A member of the ginger family, turmeric (Curcuma longa) is yellow spice that has been used as a spice in Asia for centuries. It is also used in other various ways including making dye. Its active ingredient, curcumin, is linked to certain health benefits and medicinal properties. But is turmeric safe?
A recent case involving a turmeric supplements user has health supplements proponents and opponents going for each other’s jugular. Nay, those who have a bias against nutritional supplements naysayers are having a field day demonizing nutritional supplements in general. So, what’s the story?
In what some quarters are inaccurately calling a “turmeric case study”, one woman who experienced an adverse effect to turmeric supplements has given the supplements naysayers a field day if not week. Forget that people do get adverse effects to pharmaceutical drugs, including over the counter medications. One person has an adverse effect to one supplement and all supplements are now bad for you.
The 71-year old woman reportedly had elevated levels of liver enzymes in blood tests, and was later diagnosed as a condition known as autoimmune hepatitis. This is a rare condition (emphasis on rare) in which the immune system attacks the liver.
Now, we cannot downplay the condition. It is quite serious and without treatment it could lead to liver failure. The problem is the reaction from some quarters.
The woman, who appears savvy about (natural) health and surprising also savvy with computers for someone that age, went to work. Having heard that turmeric could affect the liver, she stopped taking the supplements. Her condition is said to have improved and has since disappeared. But does this mean turmeric is dangerous?

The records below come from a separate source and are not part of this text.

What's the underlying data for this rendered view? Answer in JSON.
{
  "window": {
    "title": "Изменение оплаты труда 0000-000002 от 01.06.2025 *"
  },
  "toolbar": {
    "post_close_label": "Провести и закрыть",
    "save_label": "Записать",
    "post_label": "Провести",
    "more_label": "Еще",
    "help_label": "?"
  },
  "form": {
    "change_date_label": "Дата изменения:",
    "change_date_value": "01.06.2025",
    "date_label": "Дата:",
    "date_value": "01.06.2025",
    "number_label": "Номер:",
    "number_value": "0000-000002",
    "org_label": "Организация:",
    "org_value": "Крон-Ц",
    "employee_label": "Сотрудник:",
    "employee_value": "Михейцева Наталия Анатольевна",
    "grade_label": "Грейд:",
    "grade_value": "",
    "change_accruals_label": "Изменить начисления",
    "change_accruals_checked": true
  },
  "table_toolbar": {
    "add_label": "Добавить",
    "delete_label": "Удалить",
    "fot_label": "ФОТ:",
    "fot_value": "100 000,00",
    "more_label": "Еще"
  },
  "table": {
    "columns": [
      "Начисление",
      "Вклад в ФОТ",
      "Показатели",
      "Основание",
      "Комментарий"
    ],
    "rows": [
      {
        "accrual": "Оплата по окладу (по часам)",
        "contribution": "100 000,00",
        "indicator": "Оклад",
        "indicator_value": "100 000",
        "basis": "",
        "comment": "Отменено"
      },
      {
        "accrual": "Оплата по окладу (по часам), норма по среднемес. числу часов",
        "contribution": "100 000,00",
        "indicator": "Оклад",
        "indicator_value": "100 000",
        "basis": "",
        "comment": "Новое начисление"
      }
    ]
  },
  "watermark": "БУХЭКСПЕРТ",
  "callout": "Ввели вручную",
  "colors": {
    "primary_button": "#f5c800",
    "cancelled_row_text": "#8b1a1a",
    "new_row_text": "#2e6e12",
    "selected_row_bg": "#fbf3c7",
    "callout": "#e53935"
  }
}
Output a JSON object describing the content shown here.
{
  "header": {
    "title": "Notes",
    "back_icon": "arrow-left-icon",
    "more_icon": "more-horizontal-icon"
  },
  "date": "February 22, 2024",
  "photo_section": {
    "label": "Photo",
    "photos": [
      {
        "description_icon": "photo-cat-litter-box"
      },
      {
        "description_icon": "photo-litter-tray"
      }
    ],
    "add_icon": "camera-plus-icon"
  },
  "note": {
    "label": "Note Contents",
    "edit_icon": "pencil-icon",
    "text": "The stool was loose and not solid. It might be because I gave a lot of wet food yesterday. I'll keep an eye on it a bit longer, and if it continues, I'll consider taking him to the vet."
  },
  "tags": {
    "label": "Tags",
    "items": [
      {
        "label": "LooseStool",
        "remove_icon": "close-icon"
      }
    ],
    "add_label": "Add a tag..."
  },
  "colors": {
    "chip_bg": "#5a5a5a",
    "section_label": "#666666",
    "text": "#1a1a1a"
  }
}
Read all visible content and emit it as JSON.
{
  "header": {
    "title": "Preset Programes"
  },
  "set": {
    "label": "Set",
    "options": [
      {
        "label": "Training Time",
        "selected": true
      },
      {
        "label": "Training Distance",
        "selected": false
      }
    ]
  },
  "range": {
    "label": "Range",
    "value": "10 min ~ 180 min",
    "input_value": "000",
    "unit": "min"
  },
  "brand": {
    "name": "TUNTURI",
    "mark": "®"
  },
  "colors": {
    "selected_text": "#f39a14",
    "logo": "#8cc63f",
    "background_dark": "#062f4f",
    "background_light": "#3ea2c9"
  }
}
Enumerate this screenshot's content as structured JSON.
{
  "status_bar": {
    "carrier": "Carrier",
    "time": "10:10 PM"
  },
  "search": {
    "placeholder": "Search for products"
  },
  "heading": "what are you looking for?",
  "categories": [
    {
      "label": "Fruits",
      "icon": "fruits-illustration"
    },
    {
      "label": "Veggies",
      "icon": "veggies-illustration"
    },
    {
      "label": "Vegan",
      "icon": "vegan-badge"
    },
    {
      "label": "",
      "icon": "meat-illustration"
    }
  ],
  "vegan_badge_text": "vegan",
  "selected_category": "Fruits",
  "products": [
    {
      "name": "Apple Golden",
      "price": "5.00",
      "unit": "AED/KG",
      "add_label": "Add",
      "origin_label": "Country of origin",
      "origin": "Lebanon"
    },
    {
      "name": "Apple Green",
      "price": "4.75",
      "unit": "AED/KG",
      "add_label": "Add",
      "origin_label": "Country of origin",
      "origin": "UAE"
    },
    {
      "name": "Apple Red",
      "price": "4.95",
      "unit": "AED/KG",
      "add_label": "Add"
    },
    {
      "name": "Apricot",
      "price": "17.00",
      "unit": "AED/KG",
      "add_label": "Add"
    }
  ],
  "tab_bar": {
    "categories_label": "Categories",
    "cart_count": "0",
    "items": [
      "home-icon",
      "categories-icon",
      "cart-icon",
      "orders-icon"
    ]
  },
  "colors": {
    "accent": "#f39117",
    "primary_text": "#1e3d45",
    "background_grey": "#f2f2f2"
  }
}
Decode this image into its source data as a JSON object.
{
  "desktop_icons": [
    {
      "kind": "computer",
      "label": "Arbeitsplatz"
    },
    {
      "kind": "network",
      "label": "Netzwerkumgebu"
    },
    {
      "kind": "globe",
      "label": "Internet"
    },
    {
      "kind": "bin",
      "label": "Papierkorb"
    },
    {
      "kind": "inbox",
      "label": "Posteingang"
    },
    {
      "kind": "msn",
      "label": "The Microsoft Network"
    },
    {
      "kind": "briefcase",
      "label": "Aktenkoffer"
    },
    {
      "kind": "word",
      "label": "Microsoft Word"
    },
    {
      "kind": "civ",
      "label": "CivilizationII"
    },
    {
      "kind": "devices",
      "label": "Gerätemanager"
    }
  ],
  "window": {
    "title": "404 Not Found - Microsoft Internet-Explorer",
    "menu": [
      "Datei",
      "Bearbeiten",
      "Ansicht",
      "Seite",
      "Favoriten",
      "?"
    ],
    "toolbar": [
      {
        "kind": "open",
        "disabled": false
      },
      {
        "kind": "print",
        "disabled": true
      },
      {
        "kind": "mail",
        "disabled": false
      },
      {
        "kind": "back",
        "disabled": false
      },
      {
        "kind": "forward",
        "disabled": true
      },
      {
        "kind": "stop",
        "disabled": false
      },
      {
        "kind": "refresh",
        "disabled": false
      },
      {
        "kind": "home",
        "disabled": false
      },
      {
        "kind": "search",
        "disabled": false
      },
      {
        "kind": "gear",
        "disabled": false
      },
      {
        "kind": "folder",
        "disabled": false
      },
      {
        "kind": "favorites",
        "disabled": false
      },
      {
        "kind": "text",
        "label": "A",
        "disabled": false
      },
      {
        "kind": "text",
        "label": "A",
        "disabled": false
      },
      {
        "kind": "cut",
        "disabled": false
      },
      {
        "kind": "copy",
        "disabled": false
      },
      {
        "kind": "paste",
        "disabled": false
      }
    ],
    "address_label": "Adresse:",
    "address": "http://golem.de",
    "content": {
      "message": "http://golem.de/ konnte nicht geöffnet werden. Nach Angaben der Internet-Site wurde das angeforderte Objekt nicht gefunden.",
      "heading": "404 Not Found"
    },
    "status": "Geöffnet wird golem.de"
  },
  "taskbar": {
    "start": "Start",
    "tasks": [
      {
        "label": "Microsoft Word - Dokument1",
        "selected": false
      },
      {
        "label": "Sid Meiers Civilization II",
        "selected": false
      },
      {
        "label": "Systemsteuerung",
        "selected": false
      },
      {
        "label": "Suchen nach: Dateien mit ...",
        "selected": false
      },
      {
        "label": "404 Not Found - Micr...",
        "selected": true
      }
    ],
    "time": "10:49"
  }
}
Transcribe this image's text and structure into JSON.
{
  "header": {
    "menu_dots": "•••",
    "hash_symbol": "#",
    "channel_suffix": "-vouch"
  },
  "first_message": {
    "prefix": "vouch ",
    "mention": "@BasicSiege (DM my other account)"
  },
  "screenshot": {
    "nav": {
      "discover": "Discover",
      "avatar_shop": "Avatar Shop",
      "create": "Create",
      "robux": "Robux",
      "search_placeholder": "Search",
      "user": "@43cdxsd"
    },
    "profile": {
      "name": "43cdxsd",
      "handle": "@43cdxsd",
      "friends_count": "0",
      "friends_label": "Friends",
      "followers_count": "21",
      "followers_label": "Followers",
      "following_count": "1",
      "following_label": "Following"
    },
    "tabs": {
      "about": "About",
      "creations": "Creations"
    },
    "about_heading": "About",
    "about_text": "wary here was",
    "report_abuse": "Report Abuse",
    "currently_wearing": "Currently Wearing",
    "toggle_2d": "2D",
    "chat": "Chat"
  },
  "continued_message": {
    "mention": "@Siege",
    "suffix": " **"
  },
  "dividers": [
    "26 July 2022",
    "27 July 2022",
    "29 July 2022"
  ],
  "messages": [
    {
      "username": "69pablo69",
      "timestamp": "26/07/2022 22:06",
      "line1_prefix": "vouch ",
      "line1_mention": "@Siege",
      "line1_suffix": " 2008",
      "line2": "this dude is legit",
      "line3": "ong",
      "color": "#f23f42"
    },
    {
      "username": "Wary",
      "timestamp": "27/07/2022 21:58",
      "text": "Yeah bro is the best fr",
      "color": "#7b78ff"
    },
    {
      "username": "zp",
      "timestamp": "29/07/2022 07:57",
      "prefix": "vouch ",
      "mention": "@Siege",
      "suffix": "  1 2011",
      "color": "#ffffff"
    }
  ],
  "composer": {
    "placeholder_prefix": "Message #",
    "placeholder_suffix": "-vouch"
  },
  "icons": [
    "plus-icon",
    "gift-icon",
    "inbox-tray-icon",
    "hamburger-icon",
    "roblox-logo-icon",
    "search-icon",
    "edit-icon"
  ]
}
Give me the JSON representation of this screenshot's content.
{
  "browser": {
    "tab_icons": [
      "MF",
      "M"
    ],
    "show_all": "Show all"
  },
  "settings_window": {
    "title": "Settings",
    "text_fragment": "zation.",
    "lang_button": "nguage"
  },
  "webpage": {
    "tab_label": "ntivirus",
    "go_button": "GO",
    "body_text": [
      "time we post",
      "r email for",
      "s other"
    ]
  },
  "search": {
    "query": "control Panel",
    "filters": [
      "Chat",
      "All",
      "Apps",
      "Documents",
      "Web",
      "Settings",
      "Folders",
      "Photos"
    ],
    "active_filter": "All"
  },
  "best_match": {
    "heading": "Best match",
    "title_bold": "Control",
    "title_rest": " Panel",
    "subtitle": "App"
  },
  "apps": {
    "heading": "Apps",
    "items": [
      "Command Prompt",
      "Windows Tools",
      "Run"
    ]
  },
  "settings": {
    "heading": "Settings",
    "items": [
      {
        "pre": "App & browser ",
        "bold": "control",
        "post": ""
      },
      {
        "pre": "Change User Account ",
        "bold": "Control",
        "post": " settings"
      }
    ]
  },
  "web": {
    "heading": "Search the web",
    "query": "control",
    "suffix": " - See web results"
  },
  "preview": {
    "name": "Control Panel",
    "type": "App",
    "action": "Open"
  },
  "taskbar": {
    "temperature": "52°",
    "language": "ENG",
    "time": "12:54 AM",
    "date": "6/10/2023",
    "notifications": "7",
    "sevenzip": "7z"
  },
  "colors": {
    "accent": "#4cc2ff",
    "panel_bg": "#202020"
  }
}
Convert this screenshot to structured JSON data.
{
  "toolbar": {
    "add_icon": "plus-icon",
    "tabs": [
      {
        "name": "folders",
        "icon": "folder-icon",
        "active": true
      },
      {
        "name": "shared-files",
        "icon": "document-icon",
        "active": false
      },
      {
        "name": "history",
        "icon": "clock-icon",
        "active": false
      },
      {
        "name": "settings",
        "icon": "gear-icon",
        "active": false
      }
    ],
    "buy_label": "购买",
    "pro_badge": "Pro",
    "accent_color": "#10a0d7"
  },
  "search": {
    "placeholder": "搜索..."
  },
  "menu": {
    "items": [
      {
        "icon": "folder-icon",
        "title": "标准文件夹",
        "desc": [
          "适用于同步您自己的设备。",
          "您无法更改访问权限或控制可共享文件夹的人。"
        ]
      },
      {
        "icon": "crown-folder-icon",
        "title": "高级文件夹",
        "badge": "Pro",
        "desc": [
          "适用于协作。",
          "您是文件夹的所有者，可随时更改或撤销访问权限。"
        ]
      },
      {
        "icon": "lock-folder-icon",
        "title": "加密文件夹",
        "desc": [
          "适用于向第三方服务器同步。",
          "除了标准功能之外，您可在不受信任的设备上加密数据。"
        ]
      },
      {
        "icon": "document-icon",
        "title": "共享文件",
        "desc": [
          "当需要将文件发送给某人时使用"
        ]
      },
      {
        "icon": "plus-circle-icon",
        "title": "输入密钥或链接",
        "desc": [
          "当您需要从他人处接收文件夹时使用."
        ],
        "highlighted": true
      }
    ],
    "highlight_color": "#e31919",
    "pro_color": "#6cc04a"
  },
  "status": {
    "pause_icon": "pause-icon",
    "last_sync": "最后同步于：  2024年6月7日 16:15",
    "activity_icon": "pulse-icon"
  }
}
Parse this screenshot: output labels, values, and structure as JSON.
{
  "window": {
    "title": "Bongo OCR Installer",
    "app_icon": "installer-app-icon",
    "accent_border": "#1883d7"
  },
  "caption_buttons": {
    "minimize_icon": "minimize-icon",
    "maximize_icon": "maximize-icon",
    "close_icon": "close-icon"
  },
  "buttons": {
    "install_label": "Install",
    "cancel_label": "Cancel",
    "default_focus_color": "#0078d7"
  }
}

According to researchers from the University of Arizona, 10-15 percent of cases of illness, drugs and supplements may trigger autoimmune hepatitis. Therefore, it is not fair to simply blame supplements because of one report that cannot accurately be called a case study.
Turmeric and Your Liver
Interestingly, turmeric is one of the natural substances that have been shown to be beneficial for your liver. How?
Well, due to the obesity epidemic, people of all ages suffer from non-alcoholic fatty liver today. polyphenols in turmeric may be helpful in reducing risk of fatty liver.
In conclusion, one case of reaction to a supplement should not warrant a blanket vilification of that supplement, leave alone supplements in general. Turmeric may, in some cases, be beneficial to your liver as well as offering other health benefits.
We always encourage working with a knowledgeable healthcare professional (read doctor) before starting on a supplement. The emphasis is on “knowledgeable” as not all doctors know about supplements and some do have their own biases too.